• _TASK DETAILS_:
Reproduce the records exactly.

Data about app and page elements
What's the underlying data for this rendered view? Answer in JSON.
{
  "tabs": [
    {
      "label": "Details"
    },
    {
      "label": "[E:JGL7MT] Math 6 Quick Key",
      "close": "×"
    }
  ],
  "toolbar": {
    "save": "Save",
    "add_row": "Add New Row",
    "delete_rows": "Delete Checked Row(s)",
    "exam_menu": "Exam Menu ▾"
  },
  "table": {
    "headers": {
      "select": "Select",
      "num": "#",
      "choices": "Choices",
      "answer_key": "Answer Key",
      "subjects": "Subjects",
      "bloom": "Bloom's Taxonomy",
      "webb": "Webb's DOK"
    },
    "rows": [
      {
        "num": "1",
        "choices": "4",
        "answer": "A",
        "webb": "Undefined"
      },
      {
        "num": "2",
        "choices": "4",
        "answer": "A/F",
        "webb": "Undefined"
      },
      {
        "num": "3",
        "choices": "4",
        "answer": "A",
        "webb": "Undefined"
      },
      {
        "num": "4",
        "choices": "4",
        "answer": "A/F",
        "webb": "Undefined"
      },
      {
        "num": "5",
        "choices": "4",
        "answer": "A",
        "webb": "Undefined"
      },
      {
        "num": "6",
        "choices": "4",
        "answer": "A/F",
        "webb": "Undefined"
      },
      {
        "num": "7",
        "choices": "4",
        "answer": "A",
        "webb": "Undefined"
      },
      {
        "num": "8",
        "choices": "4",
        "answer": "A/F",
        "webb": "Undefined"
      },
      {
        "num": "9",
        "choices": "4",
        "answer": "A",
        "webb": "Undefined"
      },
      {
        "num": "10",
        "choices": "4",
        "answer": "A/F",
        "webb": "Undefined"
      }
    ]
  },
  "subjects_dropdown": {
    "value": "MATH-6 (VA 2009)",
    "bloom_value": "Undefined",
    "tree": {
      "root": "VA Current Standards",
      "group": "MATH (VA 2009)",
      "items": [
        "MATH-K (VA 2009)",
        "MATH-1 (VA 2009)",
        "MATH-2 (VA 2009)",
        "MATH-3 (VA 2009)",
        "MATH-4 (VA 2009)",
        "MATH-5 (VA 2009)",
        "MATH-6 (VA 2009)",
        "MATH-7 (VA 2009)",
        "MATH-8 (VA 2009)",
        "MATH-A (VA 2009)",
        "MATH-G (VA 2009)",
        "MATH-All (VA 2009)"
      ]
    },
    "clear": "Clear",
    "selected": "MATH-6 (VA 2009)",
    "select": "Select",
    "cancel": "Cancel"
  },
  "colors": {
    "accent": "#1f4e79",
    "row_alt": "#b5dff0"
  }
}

• _SOLUTION_:
What's the underlying data for this rendered view? Answer in JSON.
{
  "tabs": [
    {
      "label": "Details"
    },
    {
      "label": "[E:JGL7MT] Math 6 Quick Key",
      "close": "×"
    }
  ],
  "toolbar": {
    "save": "Save",
    "add_row": "Add New Row",
    "delete_rows": "Delete Checked Row(s)",
    "exam_menu": "Exam Menu ▾"
  },
  "table": {
    "headers": {
      "select": "Select",
      "num": "#",
      "choices": "Choices",
      "answer_key": "Answer Key",
      "subjects": "Subjects",
      "bloom": "Bloom's Taxonomy",
      "webb": "Webb's DOK"
    },
    "rows": [
      {
        "num": "1",
        "choices": "4",
        "answer": "A",
        "webb": "Undefined"
      },
      {
        "num": "2",
        "choices": "4",
        "answer": "A/F",
        "webb": "Undefined"
      },
      {
        "num": "3",
        "choices": "4",
        "answer": "A",
        "webb": "Undefined"
      },
      {
        "num": "4",
        "choices": "4",
        "answer": "A/F",
        "webb": "Undefined"
      },
      {
        "num": "5",
        "choices": "4",
        "answer": "A",
        "webb": "Undefined"
      },
      {
        "num": "6",
        "choices": "4",
        "answer": "A/F",
        "webb": "Undefined"
      },
      {
        "num": "7",
        "choices": "4",
        "answer": "A",
        "webb": "Undefined"
      },
      {
        "num": "8",
        "choices": "4",
        "answer": "A/F",
        "webb": "Undefined"
      },
      {
        "num": "9",
        "choices": "4",
        "answer": "A",
        "webb": "Undefined"
      },
      {
        "num": "10",
        "choices": "4",
        "answer": "A/F",
        "webb": "Undefined"
      }
    ]
  },
  "subjects_dropdown": {
    "value": "MATH-6 (VA 2009)",
    "bloom_value": "Undefined",
    "tree": {
      "root": "VA Current Standards",
      "group": "MATH (VA 2009)",
      "items": [
        "MATH-K (VA 2009)",
        "MATH-1 (VA 2009)",
        "MATH-2 (VA 2009)",
        "MATH-3 (VA 2009)",
        "MATH-4 (VA 2009)",
        "MATH-5 (VA 2009)",
        "MATH-6 (VA 2009)",
        "MATH-7 (VA 2009)",
        "MATH-8 (VA 2009)",
        "MATH-A (VA 2009)",
        "MATH-G (VA 2009)",
        "MATH-All (VA 2009)"
      ]
    },
    "clear": "Clear",
    "selected": "MATH-6 (VA 2009)",
    "select": "Select",
    "cancel": "Cancel"
  },
  "colors": {
    "accent": "#1f4e79",
    "row_alt": "#b5dff0"
  }
}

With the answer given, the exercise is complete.